By Andy Blom, TES Washington Editor
America is opening up! Kind of. Different states, curiously reflecting their red/blue political leadership, are opening at different paces. Except, of course, for the House of Representatives which apparently feels that the best way to represent the American people is to not go to work. Oh well, that’s Washington for you. Still, while parts of the government can’t be bothered, thoughtful free market policy people are proposing ways to lead us out of this crisis…and some other crises as well. Read on …
Waive Goodbye to Regulations…One of the best things that has come out of the battle against COVID-19 and its attempt to wreck the economy is a recognition that we have a way too regulated country. In an attempt to keep things going, and bring some sanity back into our lives, the Trump Administration and state and local governments have waived a whopping 570 regulations. Americans for Tax Reform has compiled the list at https://www.atr.org/rules. Have fun reading and let’s hope these bad regs stay dead after the virus passes.
Alaska Stands Up for State Employees. Reading state Administrative Orders hardly seems like an exciting pastime, but Alaska Administrative Order #312 is the exception that tests the rule. Issued by Governor Michael J. Dunleavy, the order aggressively ‘ensures that the State of Alaska honors the First Amendment free speech rights of state employees to choose whether or not to pay union dues and fees through payroll deduction.’ A ripening fruit of the U.S. Supreme Court Janus Decision, this is one piece of bureaucratic procedure worth the read here.
Paycheck Protection Loans…Making Sure the Money Goes Where it’s Needed Most. In its well meaning efforts to help Americans, American businesses and save the economy, the Federal Government rushed through the CARES Act, a principal provision of which was PPP — the Payroll Protection Program. Designed to provide low interest and forgivable loans to small businesses — the backbone of the economy and chief job creator — the program had some loopholes and just plain holes that allowed for money to be siphoned off to larger corporations. Mario Lopez, President of The Hispanic Leadership Fund, has suggestions for how Treasury Secretary Mnuchin can improve the program here.
The Pandemic and Education: Are Catholic Schools on the Ropes? There are so many aspects of the impact that Coronavirus is having on the American way of life that sometimes some very important ones can slip right by our notice. While everyone debates the outcome of parents learning to home-school, not many have thought about what education will look like when we return to “the new normal”. Sure, Public Schools will reopen. But private schools have also been shut down by lockdown orders and many, particularly Catholic schools, may not be able to reopen. Why should you care, if you’re not Catholic? Because Catholic schools provide a first level, lower cost option to parents seeking school choice — in short, better education than that offered by sometimes inadequate government schools. Education Secretary Betsy DeVos has taken aggressive steps that have raised the ire of opponents of school choice and private schools and gained praise from supporters. But her actions may not be able to save Catholic schools as Rebecca Klein writes in HUFFPOST. And Charlie Kirk, Founder and President of Turning Point USA, makes a surprising ecumenical plea for Catholic education in Newsweek. It’s an issue that may effect you more than you know.
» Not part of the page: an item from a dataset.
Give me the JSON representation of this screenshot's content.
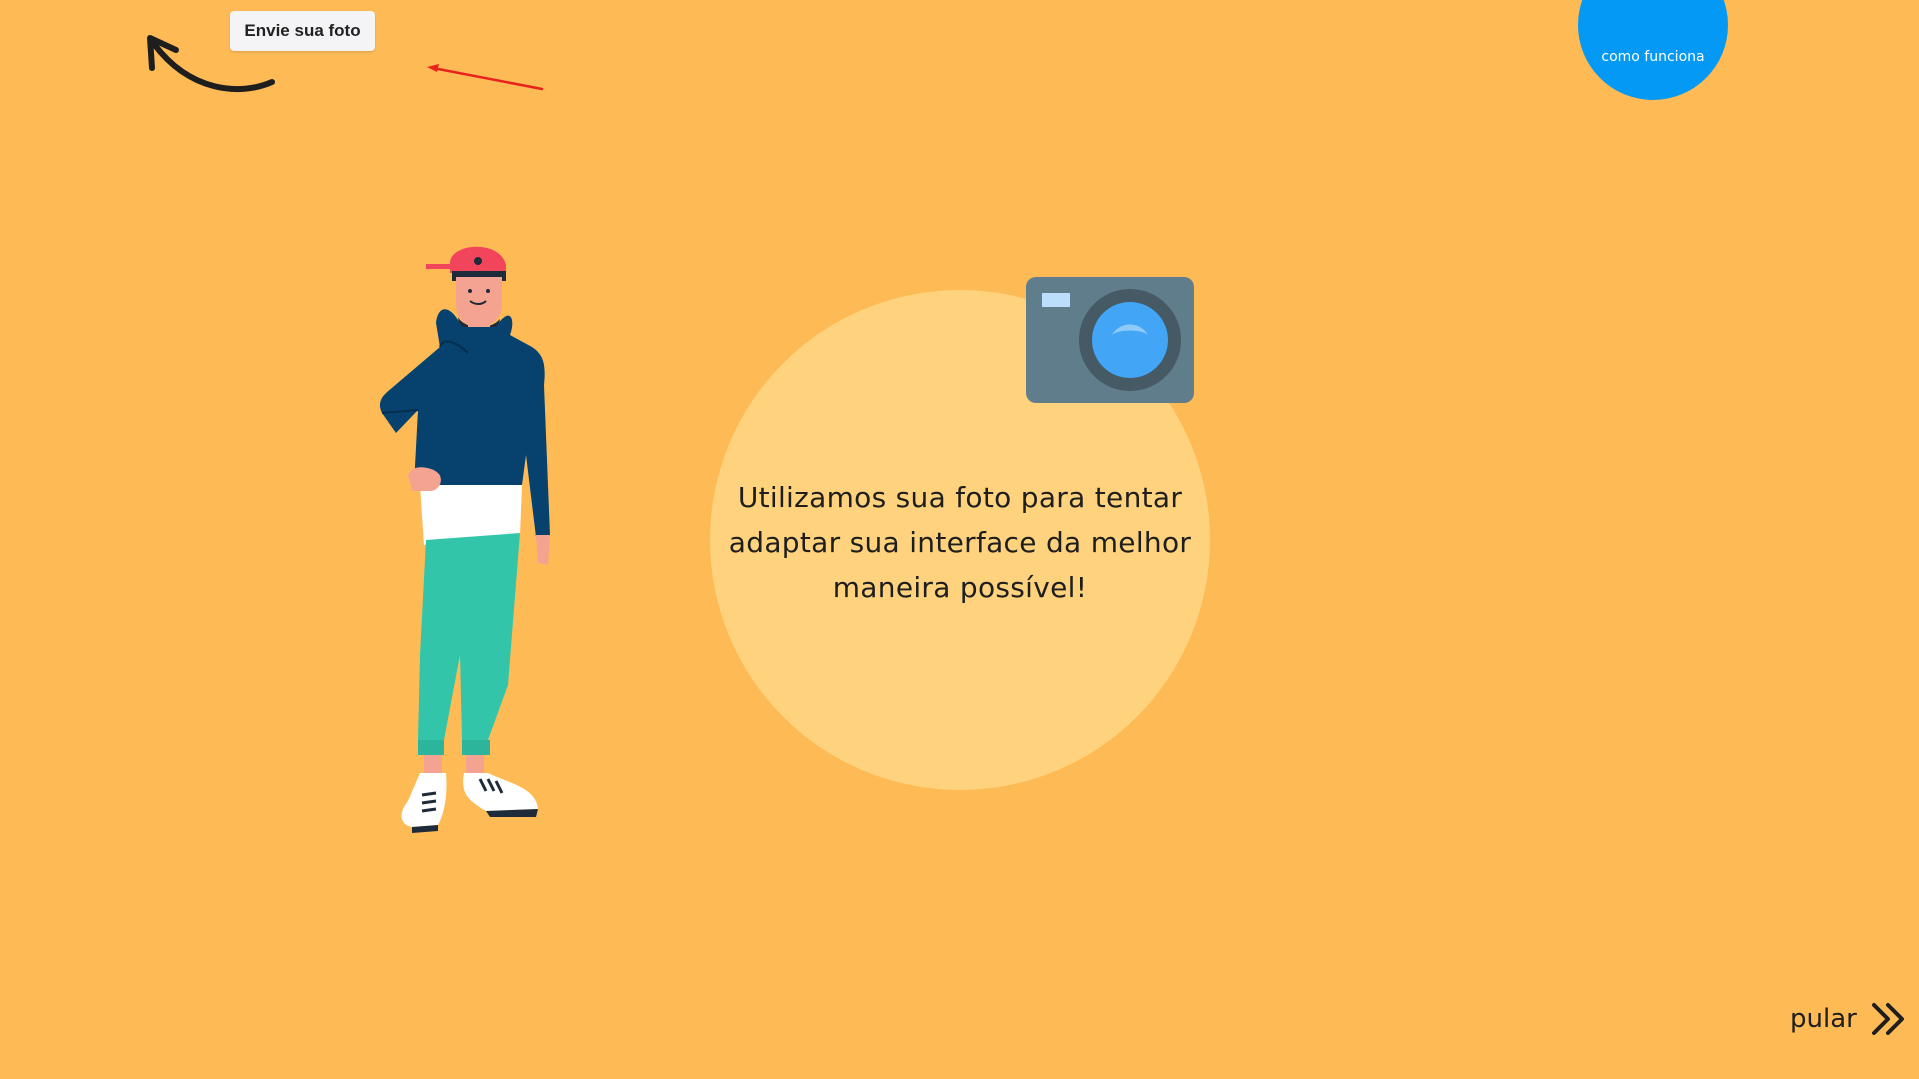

Lives Versus Livelihoods: the Way Forward. The National Coronavirus Recovery Commission, a project of The Heritage Foundation, has released the daft of a comprehensive plan to save American lives and save the American economy. The Blue Ribbon panel has produced serious work that deserves serious consideration. The report offers over 264 recommendations over 5 phases. See the draft report here.
Why Go Back to Work, Part II. The issue of whether lower income workers will go back to work when they are potentially making more from the Federal COVID-19 unemployment is a real one. Frankly, why should they? More money for not working at a fast food restaurant, coffee shop, or any other menial job just makes sense. But we need those jobs done. Isabel Soto, of the American Action Forum has done research on how the issue plays out in different states. She offers her findings, and possible policy steps here.
And Finally, Something You Didn’t Know You Needed to Worry About…Broadband Boondoggles. It is not news that Government wastes a lot of money — your money!. But did you know that Government owned (that means taxpayer funded) broadband networks are rarely successful, poorly targeted and underutilized? Often they end up being sold for less then they cost to private companies. How bad is it? Read the Taxpayers Alliance Report here and find out more at http://munibroadbandfailures.org.
Events: It’s not all bad. My commute from my couch to my ZOOM or TEAMS meeting takes 15 seconds. 30 if I stop for coffee, 45 if I put on pants. And most events and meetings are now on line. Check to make sure your event has not been cancelled. The good news: You don’t have to wear your mask at a livestream event.
- HERITAGE FOUNDATION offers a selection of Virtual Programming on a variety of topics, always with interesting and highly credible presenters. Check out this site for a complete listing.
- ACTON UNIVERSITY. Four Day Conference. June 16 – 20, Grand Rapids, Michigan. Apply at university.acton.org.
Andresen Blom is a Washington based policy and political analyst and author who has been published in The Wall Street Journal, The Hill, and Politico.